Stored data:
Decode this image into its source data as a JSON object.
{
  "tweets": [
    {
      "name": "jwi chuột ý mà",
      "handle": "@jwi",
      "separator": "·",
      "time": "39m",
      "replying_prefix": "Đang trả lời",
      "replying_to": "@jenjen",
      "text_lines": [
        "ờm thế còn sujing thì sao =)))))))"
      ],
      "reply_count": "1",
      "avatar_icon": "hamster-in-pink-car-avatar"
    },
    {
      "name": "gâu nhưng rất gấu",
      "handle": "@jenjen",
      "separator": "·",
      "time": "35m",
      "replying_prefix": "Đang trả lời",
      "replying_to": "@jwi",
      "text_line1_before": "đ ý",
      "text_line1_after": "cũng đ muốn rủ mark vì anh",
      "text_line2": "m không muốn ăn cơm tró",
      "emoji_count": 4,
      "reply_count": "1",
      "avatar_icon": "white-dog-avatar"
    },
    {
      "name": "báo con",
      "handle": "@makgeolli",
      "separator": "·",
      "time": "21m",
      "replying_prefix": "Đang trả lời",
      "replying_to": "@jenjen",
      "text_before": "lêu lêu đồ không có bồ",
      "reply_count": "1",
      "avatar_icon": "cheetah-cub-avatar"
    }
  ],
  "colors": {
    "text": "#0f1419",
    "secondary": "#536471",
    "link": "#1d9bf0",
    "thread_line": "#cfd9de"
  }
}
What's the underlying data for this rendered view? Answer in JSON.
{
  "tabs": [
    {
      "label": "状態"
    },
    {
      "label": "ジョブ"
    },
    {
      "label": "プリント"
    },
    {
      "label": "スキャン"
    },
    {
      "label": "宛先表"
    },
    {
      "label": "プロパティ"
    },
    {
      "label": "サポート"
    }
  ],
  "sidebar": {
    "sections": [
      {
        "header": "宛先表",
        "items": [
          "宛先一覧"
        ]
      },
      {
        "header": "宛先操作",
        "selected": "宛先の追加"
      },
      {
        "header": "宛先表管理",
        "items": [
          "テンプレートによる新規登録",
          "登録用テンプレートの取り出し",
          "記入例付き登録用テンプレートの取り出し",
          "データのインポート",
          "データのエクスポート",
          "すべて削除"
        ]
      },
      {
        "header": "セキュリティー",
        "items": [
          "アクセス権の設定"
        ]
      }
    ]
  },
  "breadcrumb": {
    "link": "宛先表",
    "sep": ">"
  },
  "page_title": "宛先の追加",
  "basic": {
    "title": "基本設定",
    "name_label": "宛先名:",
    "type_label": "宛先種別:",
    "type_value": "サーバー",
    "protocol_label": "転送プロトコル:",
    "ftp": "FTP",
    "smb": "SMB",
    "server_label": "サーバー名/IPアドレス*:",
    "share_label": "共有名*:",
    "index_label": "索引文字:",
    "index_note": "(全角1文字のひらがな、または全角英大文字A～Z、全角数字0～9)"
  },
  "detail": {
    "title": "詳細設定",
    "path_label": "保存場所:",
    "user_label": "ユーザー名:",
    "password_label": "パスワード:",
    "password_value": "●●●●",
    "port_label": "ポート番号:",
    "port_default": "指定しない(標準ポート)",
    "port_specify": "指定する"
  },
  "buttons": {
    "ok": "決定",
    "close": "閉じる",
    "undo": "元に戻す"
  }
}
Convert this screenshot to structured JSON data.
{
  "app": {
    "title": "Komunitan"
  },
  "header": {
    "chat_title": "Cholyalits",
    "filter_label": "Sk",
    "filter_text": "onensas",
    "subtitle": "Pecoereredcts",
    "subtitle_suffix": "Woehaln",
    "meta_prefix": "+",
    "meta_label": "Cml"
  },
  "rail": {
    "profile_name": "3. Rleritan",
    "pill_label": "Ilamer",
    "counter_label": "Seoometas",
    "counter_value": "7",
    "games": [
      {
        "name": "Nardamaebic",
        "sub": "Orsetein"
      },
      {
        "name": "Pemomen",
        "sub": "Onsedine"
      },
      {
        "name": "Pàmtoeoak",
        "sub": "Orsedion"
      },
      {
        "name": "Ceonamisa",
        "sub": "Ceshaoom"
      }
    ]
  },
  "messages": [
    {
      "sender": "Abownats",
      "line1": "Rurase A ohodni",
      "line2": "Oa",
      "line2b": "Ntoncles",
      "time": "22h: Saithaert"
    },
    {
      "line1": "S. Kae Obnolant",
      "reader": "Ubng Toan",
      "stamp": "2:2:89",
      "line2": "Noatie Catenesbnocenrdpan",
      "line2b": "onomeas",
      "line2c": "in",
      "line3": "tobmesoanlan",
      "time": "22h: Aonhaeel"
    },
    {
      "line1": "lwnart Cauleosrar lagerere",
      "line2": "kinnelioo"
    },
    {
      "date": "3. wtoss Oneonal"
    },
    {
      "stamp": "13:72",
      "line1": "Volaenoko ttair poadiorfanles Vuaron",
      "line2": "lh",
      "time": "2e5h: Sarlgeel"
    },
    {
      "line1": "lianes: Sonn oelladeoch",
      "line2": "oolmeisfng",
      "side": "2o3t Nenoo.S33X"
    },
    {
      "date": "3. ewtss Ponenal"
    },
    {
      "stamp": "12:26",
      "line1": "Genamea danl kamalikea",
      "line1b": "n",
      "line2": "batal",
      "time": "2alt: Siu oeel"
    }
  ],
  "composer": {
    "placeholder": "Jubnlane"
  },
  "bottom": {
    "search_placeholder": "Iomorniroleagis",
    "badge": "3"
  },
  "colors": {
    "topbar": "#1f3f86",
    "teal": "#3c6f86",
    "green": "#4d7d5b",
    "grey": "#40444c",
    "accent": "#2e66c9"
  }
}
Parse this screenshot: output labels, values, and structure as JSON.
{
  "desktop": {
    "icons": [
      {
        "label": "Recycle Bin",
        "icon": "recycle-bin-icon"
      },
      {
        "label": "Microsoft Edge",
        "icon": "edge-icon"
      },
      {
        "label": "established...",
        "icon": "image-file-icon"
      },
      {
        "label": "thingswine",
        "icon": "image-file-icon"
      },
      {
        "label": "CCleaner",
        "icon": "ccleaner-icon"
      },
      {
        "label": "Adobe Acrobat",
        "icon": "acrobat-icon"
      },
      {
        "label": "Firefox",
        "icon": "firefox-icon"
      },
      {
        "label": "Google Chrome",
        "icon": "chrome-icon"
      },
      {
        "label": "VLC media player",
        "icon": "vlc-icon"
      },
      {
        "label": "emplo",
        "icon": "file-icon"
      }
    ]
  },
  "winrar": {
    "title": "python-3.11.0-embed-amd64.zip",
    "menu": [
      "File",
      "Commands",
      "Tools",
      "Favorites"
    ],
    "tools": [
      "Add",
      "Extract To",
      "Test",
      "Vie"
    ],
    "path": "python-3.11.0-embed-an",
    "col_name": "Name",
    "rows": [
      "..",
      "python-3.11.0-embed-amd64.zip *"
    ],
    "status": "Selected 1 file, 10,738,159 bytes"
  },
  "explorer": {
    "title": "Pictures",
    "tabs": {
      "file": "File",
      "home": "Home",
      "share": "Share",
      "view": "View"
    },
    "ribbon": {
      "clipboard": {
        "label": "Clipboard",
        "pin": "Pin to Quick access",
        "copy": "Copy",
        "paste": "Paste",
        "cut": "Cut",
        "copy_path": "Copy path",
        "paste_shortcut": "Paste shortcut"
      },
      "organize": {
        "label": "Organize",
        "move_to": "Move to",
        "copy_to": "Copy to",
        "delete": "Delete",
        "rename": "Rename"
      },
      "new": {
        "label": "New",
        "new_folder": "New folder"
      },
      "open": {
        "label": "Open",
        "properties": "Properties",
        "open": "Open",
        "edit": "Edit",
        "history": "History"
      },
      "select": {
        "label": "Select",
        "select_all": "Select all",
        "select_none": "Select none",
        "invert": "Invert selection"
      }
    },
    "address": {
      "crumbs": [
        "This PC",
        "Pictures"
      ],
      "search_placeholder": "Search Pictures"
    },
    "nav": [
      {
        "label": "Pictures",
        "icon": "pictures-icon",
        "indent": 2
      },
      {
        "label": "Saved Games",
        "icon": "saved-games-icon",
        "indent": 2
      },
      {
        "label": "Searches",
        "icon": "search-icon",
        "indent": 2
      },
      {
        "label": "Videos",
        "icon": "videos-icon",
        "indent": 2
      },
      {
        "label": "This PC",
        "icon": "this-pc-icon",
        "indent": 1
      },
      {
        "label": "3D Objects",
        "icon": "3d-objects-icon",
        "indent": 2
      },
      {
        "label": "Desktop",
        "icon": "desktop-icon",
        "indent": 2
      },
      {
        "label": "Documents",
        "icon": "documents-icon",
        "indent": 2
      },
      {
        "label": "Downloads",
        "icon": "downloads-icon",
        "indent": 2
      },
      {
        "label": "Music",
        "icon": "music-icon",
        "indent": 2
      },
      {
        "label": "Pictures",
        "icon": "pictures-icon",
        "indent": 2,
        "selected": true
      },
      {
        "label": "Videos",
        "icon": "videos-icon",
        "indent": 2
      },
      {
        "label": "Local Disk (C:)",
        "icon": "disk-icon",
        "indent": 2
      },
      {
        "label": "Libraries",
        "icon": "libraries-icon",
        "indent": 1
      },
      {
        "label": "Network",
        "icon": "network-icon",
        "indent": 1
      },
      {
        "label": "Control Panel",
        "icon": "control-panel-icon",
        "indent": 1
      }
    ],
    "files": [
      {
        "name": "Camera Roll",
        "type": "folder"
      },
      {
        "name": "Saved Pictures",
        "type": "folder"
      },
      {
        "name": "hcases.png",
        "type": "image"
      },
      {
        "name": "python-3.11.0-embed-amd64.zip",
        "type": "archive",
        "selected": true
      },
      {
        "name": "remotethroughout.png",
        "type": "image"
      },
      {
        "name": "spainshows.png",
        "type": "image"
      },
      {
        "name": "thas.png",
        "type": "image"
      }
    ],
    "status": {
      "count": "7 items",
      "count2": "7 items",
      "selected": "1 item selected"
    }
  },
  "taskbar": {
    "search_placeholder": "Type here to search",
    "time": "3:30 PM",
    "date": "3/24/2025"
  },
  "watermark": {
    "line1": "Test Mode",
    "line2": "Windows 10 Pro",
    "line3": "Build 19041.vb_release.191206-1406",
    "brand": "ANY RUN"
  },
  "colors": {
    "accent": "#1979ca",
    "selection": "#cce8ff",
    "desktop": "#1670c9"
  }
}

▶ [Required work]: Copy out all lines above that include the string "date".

▶ [Reply to the task]:
      "date": "3. wtoss Oneonal"
      "date": "3. ewtss Ponenal"
    "date": "3/24/2025"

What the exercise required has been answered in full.